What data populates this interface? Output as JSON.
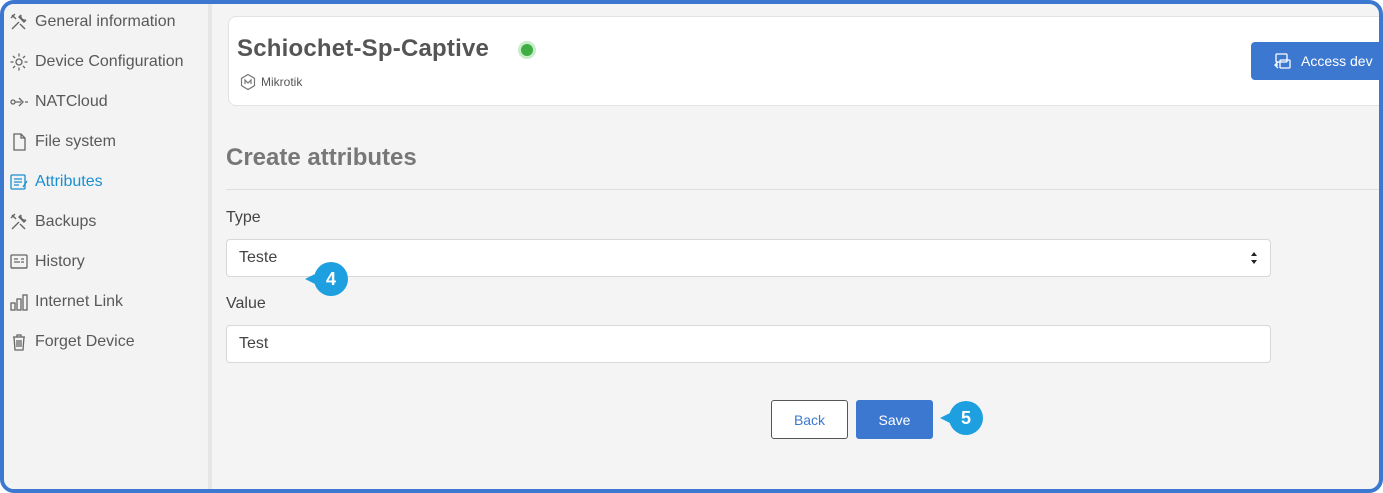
{
  "sidebar": {
    "items": [
      {
        "label": "General information",
        "icon": "tools-icon"
      },
      {
        "label": "Device Configuration",
        "icon": "gear-icon"
      },
      {
        "label": "NATCloud",
        "icon": "natcloud-icon"
      },
      {
        "label": "File system",
        "icon": "file-icon"
      },
      {
        "label": "Attributes",
        "icon": "attributes-icon",
        "active": true
      },
      {
        "label": "Backups",
        "icon": "tools-icon"
      },
      {
        "label": "History",
        "icon": "history-icon"
      },
      {
        "label": "Internet Link",
        "icon": "bar-chart-icon"
      },
      {
        "label": "Forget Device",
        "icon": "trash-icon"
      }
    ]
  },
  "device": {
    "name": "Schiochet-Sp-Captive",
    "status_color": "#3fae45",
    "vendor": "Mikrotik",
    "access_button_label": "Access dev"
  },
  "form": {
    "title": "Create attributes",
    "type_label": "Type",
    "type_value": "Teste",
    "value_label": "Value",
    "value_value": "Test",
    "back_label": "Back",
    "save_label": "Save"
  },
  "callouts": {
    "step_type": "4",
    "step_save": "5"
  },
  "colors": {
    "accent": "#3d78d0",
    "active_nav": "#1a8fd1",
    "callout": "#1ea0e0"
  }
}
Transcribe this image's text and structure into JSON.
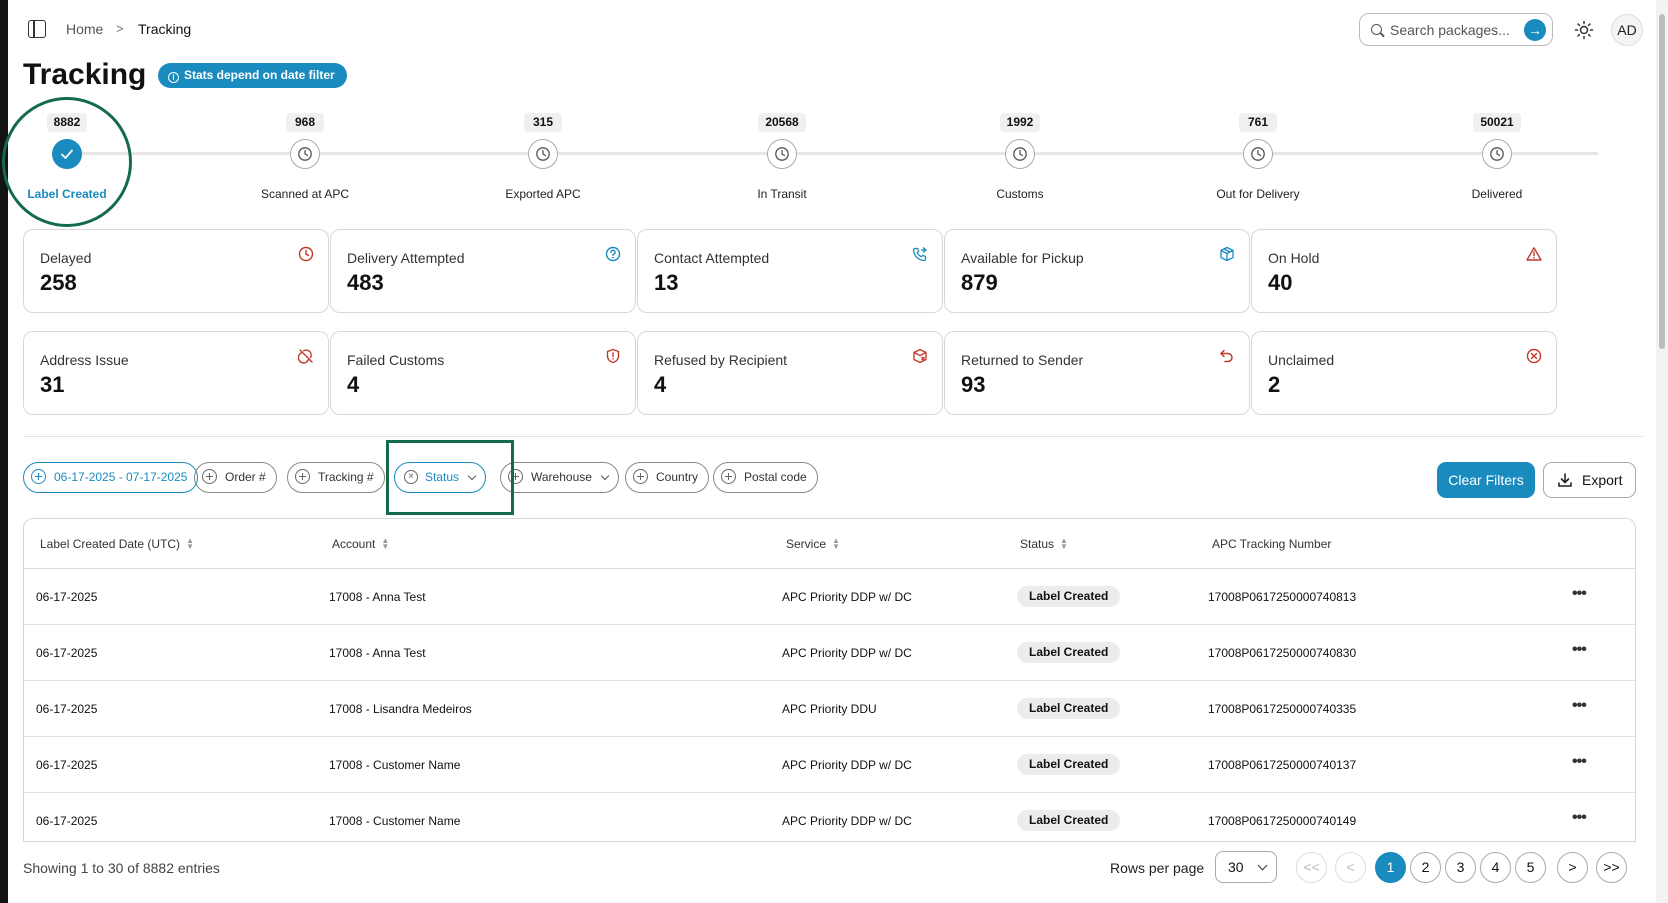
{
  "breadcrumb": {
    "home": "Home",
    "separator": ">",
    "current": "Tracking"
  },
  "search": {
    "placeholder": "Search packages..."
  },
  "user": {
    "initials": "AD"
  },
  "page": {
    "title": "Tracking",
    "stats_note": "Stats depend on date filter"
  },
  "stepper": [
    {
      "count": "8882",
      "label": "Label Created",
      "active": true
    },
    {
      "count": "968",
      "label": "Scanned at APC",
      "active": false
    },
    {
      "count": "315",
      "label": "Exported APC",
      "active": false
    },
    {
      "count": "20568",
      "label": "In Transit",
      "active": false
    },
    {
      "count": "1992",
      "label": "Customs",
      "active": false
    },
    {
      "count": "761",
      "label": "Out for Delivery",
      "active": false
    },
    {
      "count": "50021",
      "label": "Delivered",
      "active": false
    }
  ],
  "cards": [
    {
      "title": "Delayed",
      "value": "258",
      "icon": "clock-icon",
      "icon_color": "#c0392b"
    },
    {
      "title": "Delivery Attempted",
      "value": "483",
      "icon": "help-circle-icon",
      "icon_color": "#1a8bbf"
    },
    {
      "title": "Contact Attempted",
      "value": "13",
      "icon": "phone-forward-icon",
      "icon_color": "#1a8bbf"
    },
    {
      "title": "Available for Pickup",
      "value": "879",
      "icon": "package-icon",
      "icon_color": "#1a8bbf"
    },
    {
      "title": "On Hold",
      "value": "40",
      "icon": "alert-triangle-icon",
      "icon_color": "#c0392b"
    },
    {
      "title": "Address Issue",
      "value": "31",
      "icon": "map-pin-off-icon",
      "icon_color": "#c0392b"
    },
    {
      "title": "Failed Customs",
      "value": "4",
      "icon": "shield-alert-icon",
      "icon_color": "#c0392b"
    },
    {
      "title": "Refused by Recipient",
      "value": "4",
      "icon": "package-x-icon",
      "icon_color": "#c0392b"
    },
    {
      "title": "Returned to Sender",
      "value": "93",
      "icon": "undo-icon",
      "icon_color": "#c0392b"
    },
    {
      "title": "Unclaimed",
      "value": "2",
      "icon": "x-circle-icon",
      "icon_color": "#c0392b"
    }
  ],
  "filters": {
    "date_range": "06-17-2025 - 07-17-2025",
    "order": "Order #",
    "tracking": "Tracking #",
    "status": "Status",
    "warehouse": "Warehouse",
    "country": "Country",
    "postal": "Postal code",
    "clear": "Clear Filters",
    "export": "Export"
  },
  "table": {
    "columns": [
      "Label Created Date (UTC)",
      "Account",
      "Service",
      "Status",
      "APC Tracking Number"
    ],
    "rows": [
      {
        "date": "06-17-2025",
        "account": "17008 - Anna Test",
        "service": "APC Priority DDP w/ DC",
        "status": "Label Created",
        "tracking": "17008P0617250000740813"
      },
      {
        "date": "06-17-2025",
        "account": "17008 - Anna Test",
        "service": "APC Priority DDP w/ DC",
        "status": "Label Created",
        "tracking": "17008P0617250000740830"
      },
      {
        "date": "06-17-2025",
        "account": "17008 - Lisandra Medeiros",
        "service": "APC Priority DDU",
        "status": "Label Created",
        "tracking": "17008P0617250000740335"
      },
      {
        "date": "06-17-2025",
        "account": "17008 - Customer Name",
        "service": "APC Priority DDP w/ DC",
        "status": "Label Created",
        "tracking": "17008P0617250000740137"
      },
      {
        "date": "06-17-2025",
        "account": "17008 - Customer Name",
        "service": "APC Priority DDP w/ DC",
        "status": "Label Created",
        "tracking": "17008P0617250000740149"
      }
    ]
  },
  "pagination": {
    "info": "Showing 1 to 30 of 8882 entries",
    "rows_per_page_label": "Rows per page",
    "rows_per_page": "30",
    "first": "<<",
    "prev": "<",
    "next": ">",
    "last": ">>",
    "pages": [
      "1",
      "2",
      "3",
      "4",
      "5"
    ],
    "current": "1"
  },
  "colors": {
    "accent": "#1a8bbf",
    "danger": "#c0392b",
    "annotation": "#146b4a"
  }
}
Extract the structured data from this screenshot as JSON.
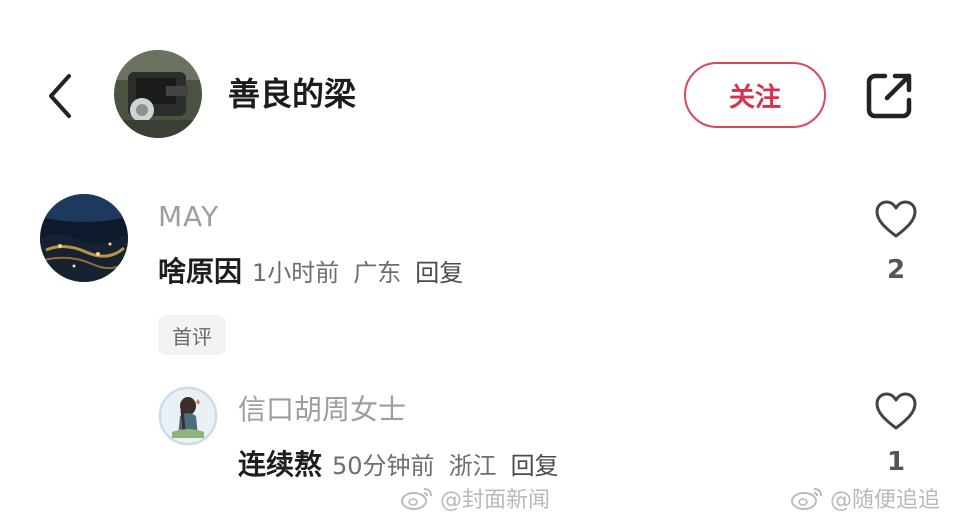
{
  "header": {
    "back_icon": "chevron-left-icon",
    "author_name": "善良的梁",
    "follow_label": "关注",
    "share_icon": "external-share-icon",
    "accent_color": "#d8314d"
  },
  "comments": [
    {
      "author": "MAY",
      "text": "啥原因",
      "time": "1小时前",
      "location": "广东",
      "reply_label": "回复",
      "tag": "首评",
      "like_count": "2"
    },
    {
      "author": "信口胡周女士",
      "text": "连续熬",
      "time": "50分钟前",
      "location": "浙江",
      "reply_label": "回复",
      "like_count": "1"
    }
  ],
  "watermarks": [
    {
      "icon": "weibo-icon",
      "text": "@封面新闻"
    },
    {
      "icon": "weibo-icon",
      "text": "@随便追追"
    }
  ]
}
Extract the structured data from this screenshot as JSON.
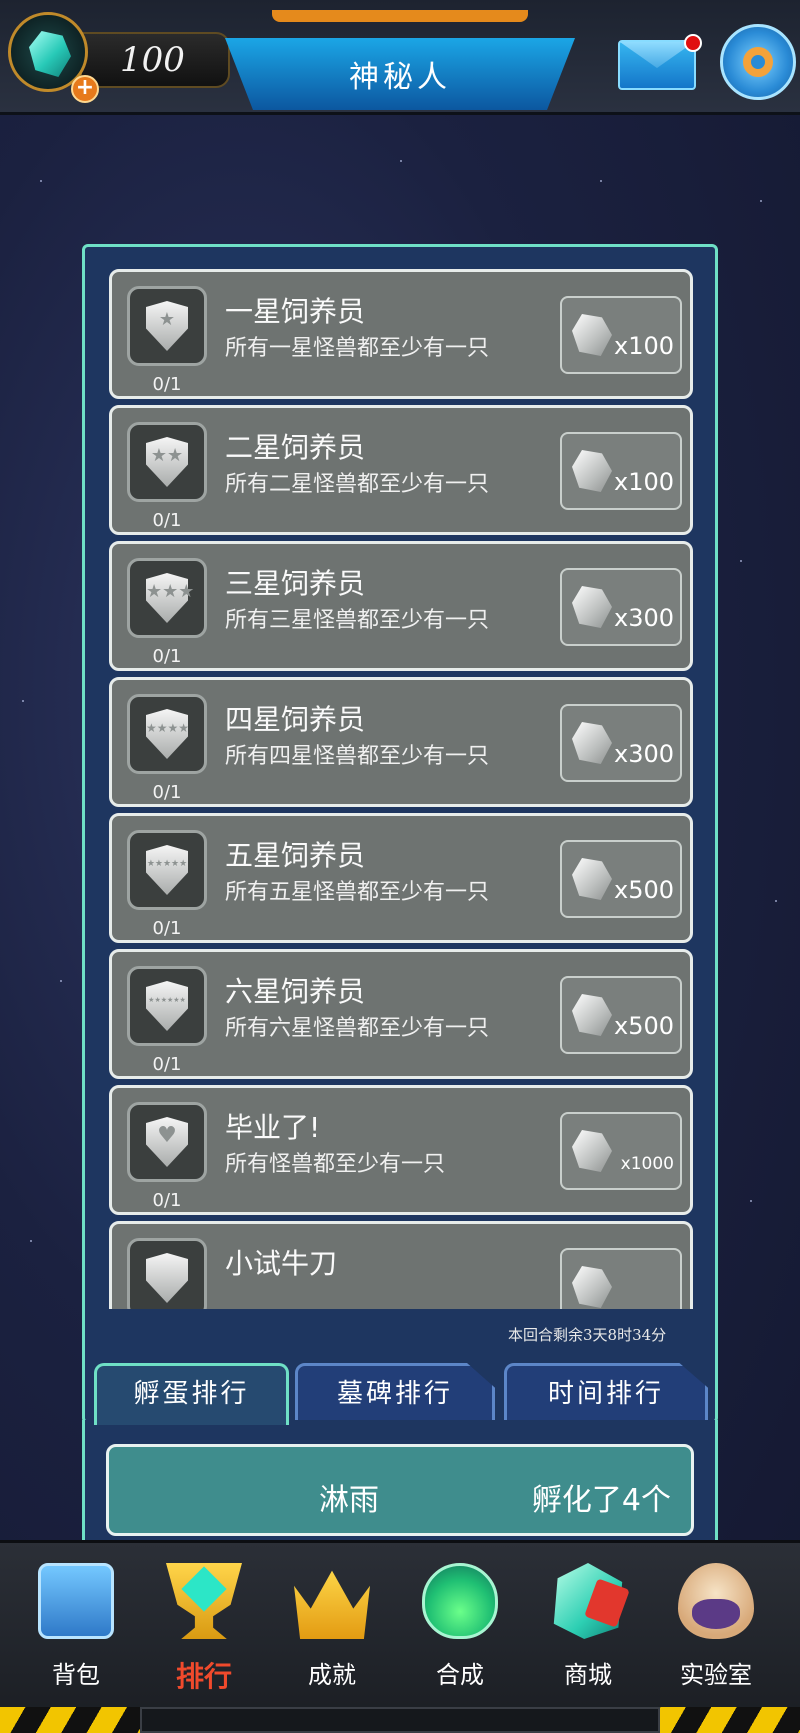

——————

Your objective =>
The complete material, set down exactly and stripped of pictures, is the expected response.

Output for this task =>
What data populates this interface? Output as JSON.
{
  "sidebar": {
    "items": [
      {
        "label": "General information",
        "icon": "tools-icon"
      },
      {
        "label": "Device Configuration",
        "icon": "gear-icon"
      },
      {
        "label": "NATCloud",
        "icon": "natcloud-icon"
      },
      {
        "label": "File system",
        "icon": "file-icon"
      },
      {
        "label": "Attributes",
        "icon": "attributes-icon",
        "active": true
      },
      {
        "label": "Backups",
        "icon": "tools-icon"
      },
      {
        "label": "History",
        "icon": "history-icon"
      },
      {
        "label": "Internet Link",
        "icon": "bar-chart-icon"
      },
      {
        "label": "Forget Device",
        "icon": "trash-icon"
      }
    ]
  },
  "device": {
    "name": "Schiochet-Sp-Captive",
    "status_color": "#3fae45",
    "vendor": "Mikrotik",
    "access_button_label": "Access dev"
  },
  "form": {
    "title": "Create attributes",
    "type_label": "Type",
    "type_value": "Teste",
    "value_label": "Value",
    "value_value": "Test",
    "back_label": "Back",
    "save_label": "Save"
  },
  "callouts": {
    "step_type": "4",
    "step_save": "5"
  },
  "colors": {
    "accent": "#3d78d0",
    "active_nav": "#1a8fd1",
    "callout": "#1ea0e0"
  }
}
Transcribe this image's text and structure into JSON.
{
  "breadcrumb": {
    "home": "Home",
    "separator": ">",
    "current": "Tracking"
  },
  "search": {
    "placeholder": "Search packages..."
  },
  "user": {
    "initials": "AD"
  },
  "page": {
    "title": "Tracking",
    "stats_note": "Stats depend on date filter"
  },
  "stepper": [
    {
      "count": "8882",
      "label": "Label Created",
      "active": true
    },
    {
      "count": "968",
      "label": "Scanned at APC",
      "active": false
    },
    {
      "count": "315",
      "label": "Exported APC",
      "active": false
    },
    {
      "count": "20568",
      "label": "In Transit",
      "active": false
    },
    {
      "count": "1992",
      "label": "Customs",
      "active": false
    },
    {
      "count": "761",
      "label": "Out for Delivery",
      "active": false
    },
    {
      "count": "50021",
      "label": "Delivered",
      "active": false
    }
  ],
  "cards": [
    {
      "title": "Delayed",
      "value": "258",
      "icon": "clock-icon",
      "icon_color": "#c0392b"
    },
    {
      "title": "Delivery Attempted",
      "value": "483",
      "icon": "help-circle-icon",
      "icon_color": "#1a8bbf"
    },
    {
      "title": "Contact Attempted",
      "value": "13",
      "icon": "phone-forward-icon",
      "icon_color": "#1a8bbf"
    },
    {
      "title": "Available for Pickup",
      "value": "879",
      "icon": "package-icon",
      "icon_color": "#1a8bbf"
    },
    {
      "title": "On Hold",
      "value": "40",
      "icon": "alert-triangle-icon",
      "icon_color": "#c0392b"
    },
    {
      "title": "Address Issue",
      "value": "31",
      "icon": "map-pin-off-icon",
      "icon_color": "#c0392b"
    },
    {
      "title": "Failed Customs",
      "value": "4",
      "icon": "shield-alert-icon",
      "icon_color": "#c0392b"
    },
    {
      "title": "Refused by Recipient",
      "value": "4",
      "icon": "package-x-icon",
      "icon_color": "#c0392b"
    },
    {
      "title": "Returned to Sender",
      "value": "93",
      "icon": "undo-icon",
      "icon_color": "#c0392b"
    },
    {
      "title": "Unclaimed",
      "value": "2",
      "icon": "x-circle-icon",
      "icon_color": "#c0392b"
    }
  ],
  "filters": {
    "date_range": "06-17-2025 - 07-17-2025",
    "order": "Order #",
    "tracking": "Tracking #",
    "status": "Status",
    "warehouse": "Warehouse",
    "country": "Country",
    "postal": "Postal code",
    "clear": "Clear Filters",
    "export": "Export"
  },
  "table": {
    "columns": [
      "Label Created Date (UTC)",
      "Account",
      "Service",
      "Status",
      "APC Tracking Number"
    ],
    "rows": [
      {
        "date": "06-17-2025",
        "account": "17008 - Anna Test",
        "service": "APC Priority DDP w/ DC",
        "status": "Label Created",
        "tracking": "17008P0617250000740813"
      },
      {
        "date": "06-17-2025",
        "account": "17008 - Anna Test",
        "service": "APC Priority DDP w/ DC",
        "status": "Label Created",
        "tracking": "17008P0617250000740830"
      },
      {
        "date": "06-17-2025",
        "account": "17008 - Lisandra Medeiros",
        "service": "APC Priority DDU",
        "status": "Label Created",
        "tracking": "17008P0617250000740335"
      },
      {
        "date": "06-17-2025",
        "account": "17008 - Customer Name",
        "service": "APC Priority DDP w/ DC",
        "status": "Label Created",
        "tracking": "17008P0617250000740137"
      },
      {
        "date": "06-17-2025",
        "account": "17008 - Customer Name",
        "service": "APC Priority DDP w/ DC",
        "status": "Label Created",
        "tracking": "17008P0617250000740149"
      }
    ]
  },
  "pagination": {
    "info": "Showing 1 to 30 of 8882 entries",
    "rows_per_page_label": "Rows per page",
    "rows_per_page": "30",
    "first": "<<",
    "prev": "<",
    "next": ">",
    "last": ">>",
    "pages": [
      "1",
      "2",
      "3",
      "4",
      "5"
    ],
    "current": "1"
  },
  "colors": {
    "accent": "#1a8bbf",
    "danger": "#c0392b",
    "annotation": "#146b4a"
  }
}
Extract the structured data from this screenshot as JSON.
{
  "header": {
    "back_icon": "chevron-left-icon",
    "author_name": "善良的梁",
    "follow_label": "关注",
    "share_icon": "external-share-icon",
    "accent_color": "#d8314d"
  },
  "comments": [
    {
      "author": "MAY",
      "text": "啥原因",
      "time": "1小时前",
      "location": "广东",
      "reply_label": "回复",
      "tag": "首评",
      "like_count": "2"
    },
    {
      "author": "信口胡周女士",
      "text": "连续熬",
      "time": "50分钟前",
      "location": "浙江",
      "reply_label": "回复",
      "like_count": "1"
    }
  ],
  "watermarks": [
    {
      "icon": "weibo-icon",
      "text": "@封面新闻"
    },
    {
      "icon": "weibo-icon",
      "text": "@随便追追"
    }
  ]
}
Extract the structured data from this screenshot as JSON.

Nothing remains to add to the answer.